Considering the higher cost of capital, lower availability of capital, fear of a recession in 2023 and a tight labor market still negatively impacting the inflation outlook, it's hard to predict how 2023 is going to shake out in terms of M&A — especially until the Federal Reserve settles on an initial terminal federal funds interest rate. Once the Fed pauses on raising short-term rates (which have gone up approximately 4.5 points in the past 12 months), the capital markets should start to settle down, predicts John Sartory, managing director of Petroleum Capital & Real Estate LLC.
"I think the M&A market is going to stay somewhat muted given the Fed's ongoing monetary actions to raise interest rates and withdraw liquidity from the marketplace," he said. "In our industry, there is still a desire for companies to acquire and grow, but I do think it is going to be somewhat muted until we get better clarity as to where we are really going with the economy and what's the cost of capital going to be."
Another factor Sartory sees impacting the M&A marketplace is that the Federal Trade Commission (FTC) has taken a more aggressive stance in scrutinizing mergers and acquisitions in the convenience store industry and is taking more time to complete its review process.
The ability to raise the capital needed to acquire sites and keep them up to date with the more innovative marketers is probably small operators' biggest challenge, he continued.
If Exiting Is the Plan...
"I do think you will see smaller players having the opportunity to sell because some of the bigger players with access to capital are looking for nice, smaller fill-in acquisitions — as long as it is small enough not to garner too much FTC scrutiny, or where the assets are attractive in a new market that they planned to enter," Sartory explained.
However, sellers of sites that are in second-tier or third-tier markets and need improvements will have to be more flexible to get deals done — on terms and pricing. "They are not going to get the price and sale terms they would have gotten a year ago," he remarked.
Prudent sellers that do not necessarily need to sell right now, and want top dollar, may choose to "hold their powder for this year and see how it rides out. If we end up with a soft landing, history has shown the capital markets will recalibrate," Sartory pointed out.

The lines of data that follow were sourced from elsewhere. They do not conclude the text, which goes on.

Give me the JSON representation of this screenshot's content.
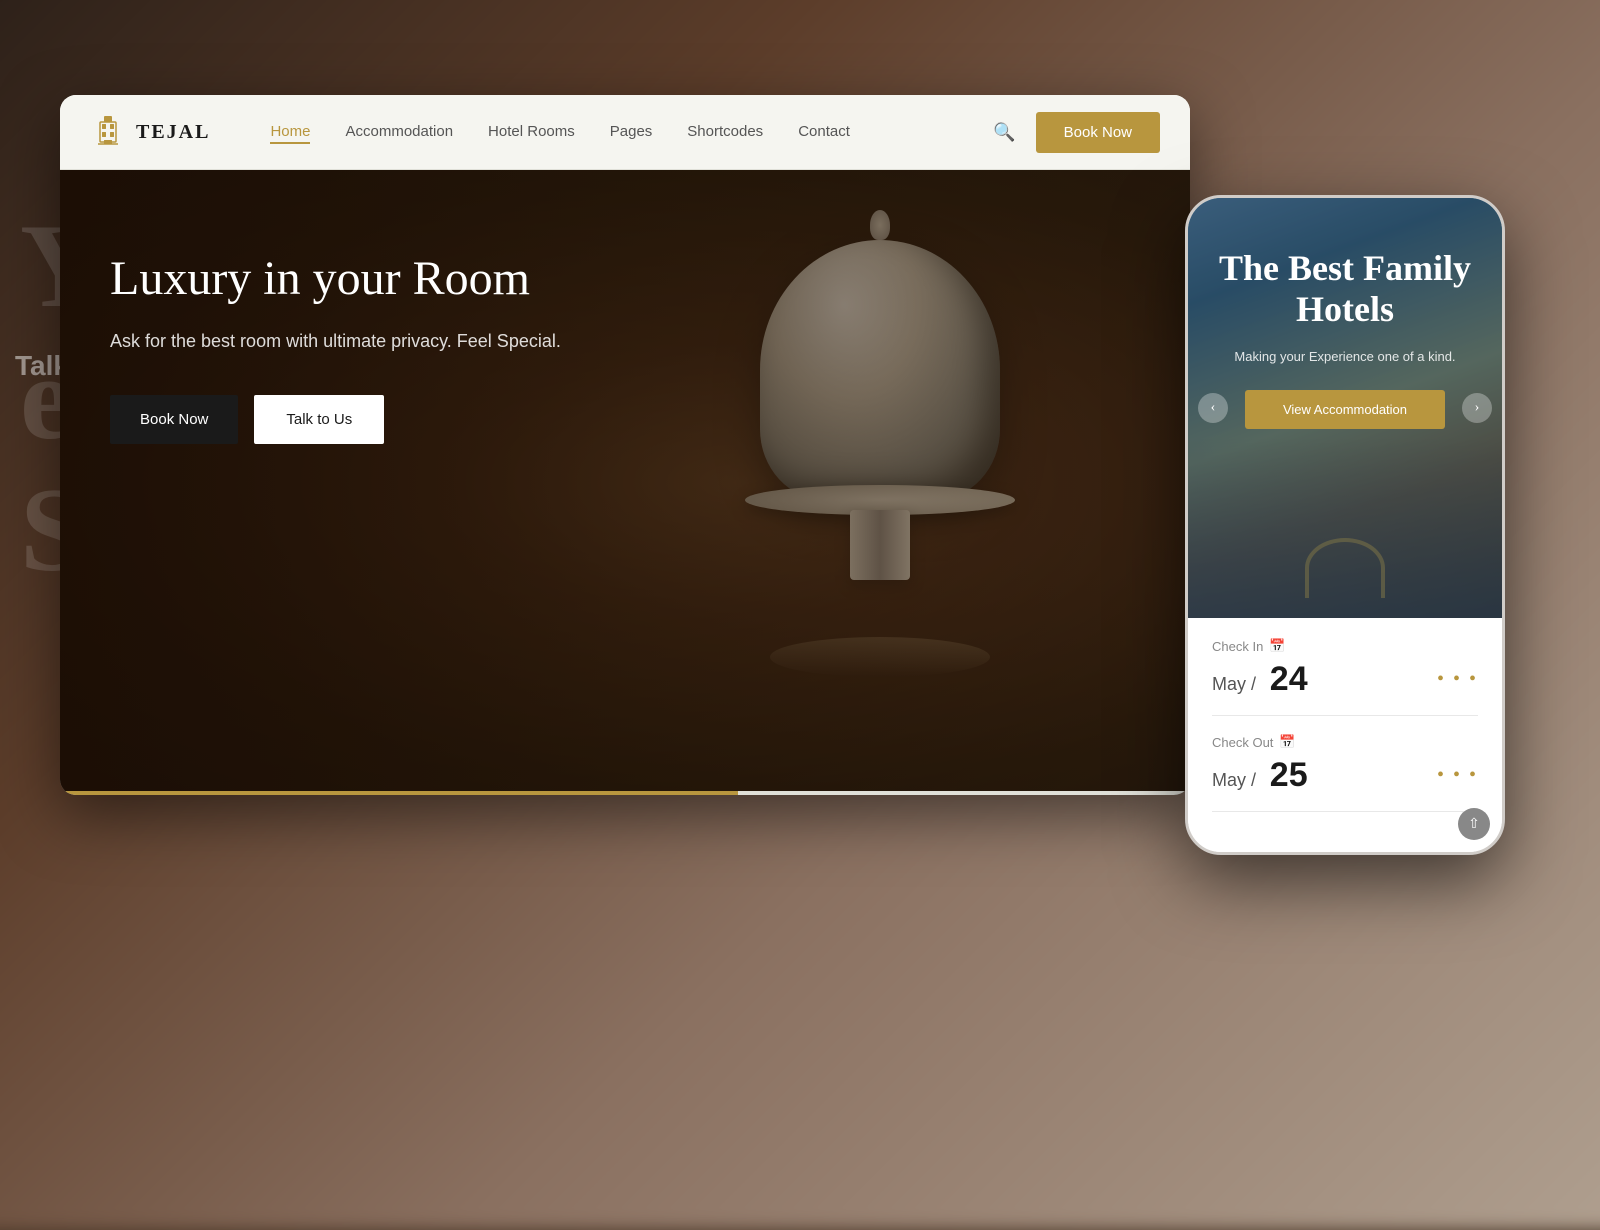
{
  "brand": {
    "name": "TEJAL",
    "logo_label": "building-icon"
  },
  "nav": {
    "links": [
      {
        "label": "Home",
        "active": true
      },
      {
        "label": "Accommodation",
        "active": false
      },
      {
        "label": "Hotel Rooms",
        "active": false
      },
      {
        "label": "Pages",
        "active": false
      },
      {
        "label": "Shortcodes",
        "active": false
      },
      {
        "label": "Contact",
        "active": false
      }
    ],
    "book_now": "Book Now"
  },
  "hero": {
    "title": "Luxury in your Room",
    "subtitle": "Ask for the best room with ultimate privacy. Feel Special.",
    "btn_book": "Book Now",
    "btn_talk": "Talk to Us"
  },
  "mobile": {
    "hero_title": "The Best Family Hotels",
    "hero_subtitle": "Making your Experience one of a kind.",
    "view_btn": "View Accommodation",
    "checkin": {
      "label": "Check In",
      "month": "May /",
      "day": "24"
    },
    "checkout": {
      "label": "Check Out",
      "month": "May /",
      "day": "25"
    }
  },
  "colors": {
    "accent": "#b8963e",
    "dark": "#1a1a1a",
    "white": "#ffffff"
  }
}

Radosevich also noted that interest rates will negatively affect lease cap rates and reduce the value of credit-tenant leases held by investors. "If a small operator is growth-oriented, the key is to keep one's powder dry, as I believe that the level of available stores will increase in the event that some of the big guys exit," he said.
"Values will drop, helping to mitigate the rise in interest rates. Lenders will require sufficient amounts of equity to commit loans, and those that are ready to pull the trigger have a better chance of acquisition success," Radosevich added.
If the plan is to exit, though, now may be best time to do so before interest rates dampen the stable of buyers and deal values drop back down to traditional levels, he cautioned.